Now that the Deleuzian insistence on thinking immanence has made significant inroads (even in the social sciences!) it’s time to consider trends of use.

On one side, “immanence critique” has become a popular epistemological method. For instance, the ‘scale’ debate in geography that proposes a ‘flat ontology’ argues that epistemological considerations can no longer remain agnostic to ontology (Foucault is often cited in this instance). Rather, ontology an epistemology can be co-constitutive if they’re placed in immanent relation. An example I heard yesterday was a recent geography paper written on mosquito management in Arizona that used characteristics of the mosquitos ‘ontology’ (their terms, not mine) to determine management techniques best suited to the ‘singularity’ of the mosquito. Herein lies what I consider a set of elisions that makes “immanence critique” simply a stand-in for ‘attention to detail’ or ‘relative autonomy’ without any of the benefits of immanence in its full philosophical force.

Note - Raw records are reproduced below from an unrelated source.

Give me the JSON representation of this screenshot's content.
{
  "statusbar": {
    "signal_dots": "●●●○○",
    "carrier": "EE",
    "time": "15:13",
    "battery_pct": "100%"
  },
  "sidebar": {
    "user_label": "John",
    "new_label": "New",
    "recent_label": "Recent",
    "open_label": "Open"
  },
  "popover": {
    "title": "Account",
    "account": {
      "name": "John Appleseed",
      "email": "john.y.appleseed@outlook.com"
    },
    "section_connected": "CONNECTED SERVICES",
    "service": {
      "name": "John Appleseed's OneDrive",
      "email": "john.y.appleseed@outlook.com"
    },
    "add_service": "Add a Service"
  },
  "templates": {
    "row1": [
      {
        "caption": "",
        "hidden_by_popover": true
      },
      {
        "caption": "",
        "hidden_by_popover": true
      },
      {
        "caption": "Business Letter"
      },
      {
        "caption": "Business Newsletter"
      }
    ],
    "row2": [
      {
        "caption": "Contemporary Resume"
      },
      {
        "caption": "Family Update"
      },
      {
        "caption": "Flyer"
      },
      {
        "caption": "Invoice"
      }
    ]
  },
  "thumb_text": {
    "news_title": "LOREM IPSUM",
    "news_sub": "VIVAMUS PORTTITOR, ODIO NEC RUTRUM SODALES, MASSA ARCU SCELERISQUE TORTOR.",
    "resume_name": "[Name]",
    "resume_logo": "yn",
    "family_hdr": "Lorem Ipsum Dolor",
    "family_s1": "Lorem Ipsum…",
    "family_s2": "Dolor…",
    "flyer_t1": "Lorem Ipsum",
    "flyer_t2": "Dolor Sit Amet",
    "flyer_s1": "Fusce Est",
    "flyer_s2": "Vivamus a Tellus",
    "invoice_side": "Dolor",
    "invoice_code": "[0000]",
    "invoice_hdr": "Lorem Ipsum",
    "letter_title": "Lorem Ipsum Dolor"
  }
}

What “immanence critique” does is a priori limit out typological analysis. This mirrors the strong anti-positivism of American Post-Modernism that pushes the tired maxim “there is no master-narrative” to extreme proportions. In ‘identity politics’ disputes the claim is that strong anti-essentialism entails eliminating all identity-talk. In ‘cultural studies’ it insists that there is no such thing as culture. Etc etc. The problem is that such thinking succumbs to the same problems as transcendental thinking, only in reverse. Vulgar immanence critique posits the source of transcendence as error or illusion. It doesn’t offer an immanent explanation for the specific transcendent thinking it wants to critique, but rather a generalized condemnation of its use.

Continue reading “Immanence and the Social Sciences”